What is the lifespan of a monkey, or does the computer consider them to be immortal?
About 50 years.

The simulator runs at 1 day every second, yet the number of monkey years elapsed goes up millions of years every second. Why is this?
The number of monkey-years is equal to the number of monkeys times the number of years.
e.g. 2,000,000 monkeys typing for 3 years = 6,000,000 monkey-years. Hence the fast increase in monkey-years.

Will the monkeys ever succeed?
Due to the accelerated time and an unlimited supply of bananas, the monkey population in every simulator doubles every few days! So bookmark this page and come back now and again to check how other people's monkeys are doing and to put your own monkeys to work.

website of the day
30 July 2003
Steve Wright Show - BBC Radio 2

If you have a Palm handheld PDA, why not check out Palm Crosswords in the form of the Palm Crossword Puzzle program "AardPuzzle Codecracker Crosswords".  Solve codecracker-style crossword puzzles, all produced by the built-in random puzzle generator. Never run out of puzzles again!
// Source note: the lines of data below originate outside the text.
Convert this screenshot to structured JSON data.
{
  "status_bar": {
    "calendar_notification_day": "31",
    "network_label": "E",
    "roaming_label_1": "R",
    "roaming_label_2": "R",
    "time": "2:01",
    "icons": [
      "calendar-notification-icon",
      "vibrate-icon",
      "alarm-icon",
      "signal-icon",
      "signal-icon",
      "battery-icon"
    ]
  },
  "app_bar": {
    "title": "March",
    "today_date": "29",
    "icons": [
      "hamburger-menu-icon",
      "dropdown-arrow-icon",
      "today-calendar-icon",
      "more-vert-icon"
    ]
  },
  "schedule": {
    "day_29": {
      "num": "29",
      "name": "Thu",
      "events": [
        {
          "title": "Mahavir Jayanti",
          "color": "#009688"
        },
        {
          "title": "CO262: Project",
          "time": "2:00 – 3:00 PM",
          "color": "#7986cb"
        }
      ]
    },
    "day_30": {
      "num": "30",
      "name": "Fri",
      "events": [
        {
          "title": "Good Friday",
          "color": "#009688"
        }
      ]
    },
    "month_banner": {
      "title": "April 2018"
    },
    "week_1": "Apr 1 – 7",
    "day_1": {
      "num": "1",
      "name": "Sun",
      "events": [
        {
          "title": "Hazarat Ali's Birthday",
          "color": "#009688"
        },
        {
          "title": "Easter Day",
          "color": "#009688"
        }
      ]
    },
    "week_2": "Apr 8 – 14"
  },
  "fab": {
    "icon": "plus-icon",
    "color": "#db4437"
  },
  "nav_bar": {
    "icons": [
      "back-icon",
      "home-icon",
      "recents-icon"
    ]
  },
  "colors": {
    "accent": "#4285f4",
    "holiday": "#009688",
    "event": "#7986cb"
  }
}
Beginner to Expert levels. AardPuzzle is an addictive "code-cracker"-style crossword puzzle. It has been described as a crossword without clues, but that tells only half the story. The grid contains all the answers, but they're in code - each letter of the alphabet is represented by a different number. Use your knowledge of English and your powers of deduction to reveal the solution. The codecracker-style puzzle has increased in popularity in the UK and is today almost as popular as the traditional crossword puzzle, with many specialist magazines devoted to it. With its own built-in random puzzle generator, AardPuzzle automatically creates new puzzles in just a few minutes from a list of over 20,000 words. There are literally millions of possible permutations, which means that in practice you'll never run out of new puzzles! AardPuzzle puzzles come with several levels of difficulty, so beginners and experts alike will be challenged. See the link at the top of this page.

Other monkey sites:

- Check out the Million Monkeys Internet Search Engine(TM),
which randomly generates internet site names!

- Also, celebrate Monkey Day on

page visits since 1 July 2003